This Jewish man saved hundreds of Jews from the Nazis

B'nai B'rith confers Jewish Rescuers Citation on 98-year-old who saved hundreds of escaping Jews from the Nazis.

Arutz Sheva Staff ,

Enzo Cavaglion (seated) with his granddaughter, son, and B'nei B'rith staff
Enzo Cavaglion (seated) with his granddaughter, son, and B'nei B'rith staff
Sergio Cravero – Italy

B'nai B'rith World Center-Jerusalem and the Committee to Recognize the Heroism of Jews who Rescued Fellow Jews During the Holocaust conferred this week in Cuneo (Italy) a Jewish Rescuers Citation upon Enzo Cavaglion,98, for saving the lives of hundreds Jewish refugees in northern Italy during the German occupation.

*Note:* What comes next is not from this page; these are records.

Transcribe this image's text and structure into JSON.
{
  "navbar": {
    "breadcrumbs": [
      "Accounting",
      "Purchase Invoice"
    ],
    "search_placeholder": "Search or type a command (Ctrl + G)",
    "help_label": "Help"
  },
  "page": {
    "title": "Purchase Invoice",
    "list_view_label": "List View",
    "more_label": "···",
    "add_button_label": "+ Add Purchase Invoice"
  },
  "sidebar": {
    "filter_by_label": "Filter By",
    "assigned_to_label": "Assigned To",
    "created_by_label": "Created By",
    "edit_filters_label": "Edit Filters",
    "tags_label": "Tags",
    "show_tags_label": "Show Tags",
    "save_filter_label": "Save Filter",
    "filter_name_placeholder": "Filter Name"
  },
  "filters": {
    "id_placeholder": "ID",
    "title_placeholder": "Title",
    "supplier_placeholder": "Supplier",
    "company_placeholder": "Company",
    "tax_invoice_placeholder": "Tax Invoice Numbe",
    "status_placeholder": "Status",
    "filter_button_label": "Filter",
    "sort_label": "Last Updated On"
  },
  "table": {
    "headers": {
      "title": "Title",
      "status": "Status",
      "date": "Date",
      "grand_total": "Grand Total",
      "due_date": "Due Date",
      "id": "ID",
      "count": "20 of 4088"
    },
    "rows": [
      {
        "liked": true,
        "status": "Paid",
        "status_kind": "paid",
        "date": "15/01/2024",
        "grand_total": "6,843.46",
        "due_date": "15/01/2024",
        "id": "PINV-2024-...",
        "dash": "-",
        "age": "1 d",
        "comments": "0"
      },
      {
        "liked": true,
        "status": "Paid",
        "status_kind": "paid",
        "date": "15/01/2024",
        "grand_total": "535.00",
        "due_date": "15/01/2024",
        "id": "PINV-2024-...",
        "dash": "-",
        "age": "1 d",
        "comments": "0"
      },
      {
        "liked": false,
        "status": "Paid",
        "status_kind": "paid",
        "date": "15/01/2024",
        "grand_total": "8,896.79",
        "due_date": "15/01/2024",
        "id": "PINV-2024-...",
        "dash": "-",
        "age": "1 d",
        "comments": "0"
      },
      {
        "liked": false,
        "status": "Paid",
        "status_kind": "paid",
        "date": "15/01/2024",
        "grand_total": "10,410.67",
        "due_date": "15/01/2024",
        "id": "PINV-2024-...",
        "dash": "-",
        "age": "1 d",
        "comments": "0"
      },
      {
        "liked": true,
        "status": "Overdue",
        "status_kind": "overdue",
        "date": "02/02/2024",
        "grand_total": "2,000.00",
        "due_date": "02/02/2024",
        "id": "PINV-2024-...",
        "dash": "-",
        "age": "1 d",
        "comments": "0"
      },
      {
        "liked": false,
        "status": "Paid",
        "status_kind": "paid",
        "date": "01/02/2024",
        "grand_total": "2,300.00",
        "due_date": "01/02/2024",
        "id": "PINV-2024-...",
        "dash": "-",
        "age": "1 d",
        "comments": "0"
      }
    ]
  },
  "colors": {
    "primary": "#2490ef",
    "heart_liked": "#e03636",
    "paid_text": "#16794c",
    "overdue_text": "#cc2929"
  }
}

Enzo, who was moved to tears, said he is proud and excited to receive the Jewish Rescuers Citation.

Enzo Cavaglion was one of the 14 founding members of the partisan group “Italia Libera” (Free Italy), established on Sept. 12, 1943 — the same day that Cuneo was occupied by the German First SS Panzer Division. They ensconced themselves in the sanctuary of the Madonna del Colletto, 18 kilometers to the west of Cuneo. Enzo and his younger brother, Riccardo Cavaglion, stayed with the group until October 1943, when they had to leave to help their own families escape arrest in Cuneo.

In addition to the combat they waged against the Germans and Italian Fascists, Enzo and Riccardo also helped Jews who sought refuge in villages around Cuneo. More than 1,000 Jews living in the remote Italian-occupied French Alpine village of Saint-Martin-Vesubie fled in the face of the German army that invaded the area following the announcement on Sept. 8 1943 of the armistice signed between Italy and the Allies.

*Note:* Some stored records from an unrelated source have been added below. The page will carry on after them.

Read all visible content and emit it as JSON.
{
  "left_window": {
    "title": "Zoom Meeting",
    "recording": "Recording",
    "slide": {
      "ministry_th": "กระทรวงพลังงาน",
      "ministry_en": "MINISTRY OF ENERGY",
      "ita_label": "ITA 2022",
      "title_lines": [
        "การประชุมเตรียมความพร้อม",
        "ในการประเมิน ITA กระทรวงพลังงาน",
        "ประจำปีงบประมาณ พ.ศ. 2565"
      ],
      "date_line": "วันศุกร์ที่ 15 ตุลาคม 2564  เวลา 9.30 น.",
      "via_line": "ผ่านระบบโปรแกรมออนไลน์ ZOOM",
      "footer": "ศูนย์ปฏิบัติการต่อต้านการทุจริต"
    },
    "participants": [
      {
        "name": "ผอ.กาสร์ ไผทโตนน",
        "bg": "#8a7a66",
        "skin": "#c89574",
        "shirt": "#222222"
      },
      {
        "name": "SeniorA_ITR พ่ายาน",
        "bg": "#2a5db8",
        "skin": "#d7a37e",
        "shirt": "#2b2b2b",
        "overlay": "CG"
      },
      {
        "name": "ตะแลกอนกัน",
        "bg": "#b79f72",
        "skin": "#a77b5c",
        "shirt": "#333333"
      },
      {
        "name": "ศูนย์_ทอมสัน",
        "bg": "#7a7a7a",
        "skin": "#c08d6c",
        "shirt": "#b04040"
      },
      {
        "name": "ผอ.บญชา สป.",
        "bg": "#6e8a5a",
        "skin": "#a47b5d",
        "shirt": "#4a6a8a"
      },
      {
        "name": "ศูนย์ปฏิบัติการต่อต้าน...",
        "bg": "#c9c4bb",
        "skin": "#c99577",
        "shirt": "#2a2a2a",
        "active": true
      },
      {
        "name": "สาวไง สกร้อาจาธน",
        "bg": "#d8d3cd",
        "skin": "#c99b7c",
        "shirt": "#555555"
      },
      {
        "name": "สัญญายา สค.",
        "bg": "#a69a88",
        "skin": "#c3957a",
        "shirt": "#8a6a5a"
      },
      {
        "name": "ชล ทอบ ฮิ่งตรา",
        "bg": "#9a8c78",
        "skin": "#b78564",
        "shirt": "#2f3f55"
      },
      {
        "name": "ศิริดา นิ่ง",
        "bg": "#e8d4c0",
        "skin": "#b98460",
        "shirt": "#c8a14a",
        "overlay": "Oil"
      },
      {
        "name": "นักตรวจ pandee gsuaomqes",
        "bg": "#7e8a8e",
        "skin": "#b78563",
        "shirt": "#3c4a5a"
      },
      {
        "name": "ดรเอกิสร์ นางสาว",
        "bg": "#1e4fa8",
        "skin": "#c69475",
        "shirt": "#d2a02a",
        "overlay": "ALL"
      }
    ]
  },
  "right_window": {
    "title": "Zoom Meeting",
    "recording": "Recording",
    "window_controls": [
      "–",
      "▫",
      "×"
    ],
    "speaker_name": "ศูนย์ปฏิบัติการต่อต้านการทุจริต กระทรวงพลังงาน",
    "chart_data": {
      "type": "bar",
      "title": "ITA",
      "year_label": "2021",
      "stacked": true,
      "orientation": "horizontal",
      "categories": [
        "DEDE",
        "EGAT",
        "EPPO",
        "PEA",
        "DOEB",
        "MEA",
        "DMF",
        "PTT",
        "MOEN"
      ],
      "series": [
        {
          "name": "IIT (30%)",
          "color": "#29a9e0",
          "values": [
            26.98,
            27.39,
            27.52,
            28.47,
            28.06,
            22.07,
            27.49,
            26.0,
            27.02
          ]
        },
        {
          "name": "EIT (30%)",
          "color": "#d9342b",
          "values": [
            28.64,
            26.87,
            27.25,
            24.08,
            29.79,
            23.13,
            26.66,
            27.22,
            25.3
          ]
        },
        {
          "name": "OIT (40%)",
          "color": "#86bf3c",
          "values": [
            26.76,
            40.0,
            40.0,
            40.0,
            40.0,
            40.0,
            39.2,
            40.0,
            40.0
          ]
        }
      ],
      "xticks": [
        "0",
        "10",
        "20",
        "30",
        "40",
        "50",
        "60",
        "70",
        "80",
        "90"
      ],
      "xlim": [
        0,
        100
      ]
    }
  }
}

Men, women, children, the elderly and disabled scaled the Maritime Alps over the international border into Italy in a harrowing ordeal, only to find the Germans already roaming the area. About 300 people were captured and sent to Auschwitz. The remaining 700 found refuge among the welcoming local peasant population. Enzo and Riccardo found hiding places for them, furnished them with the necessary documents and hid them in the mountains in order to evade the Nazis. Survivor Harry Burger credited Enzo and Riccardo with saving his life and his mother’s life by warning them that the Nazis were hunting for them. Enzo performed all of these activities despite the additional danger he faced as a result.

Since its establishment in 2011, the Jewish Rescuers Citation has been presented in an effort to correct the public misconception that Jews did not rescue fellow Jews during the Holocaust. To date nearly 200 heroes have been honored for rescue activities in Germany, France, Hungary, Greece, Slovakia, Yugoslavia, Russia, Lithuania, Poland, Holland and now Italy.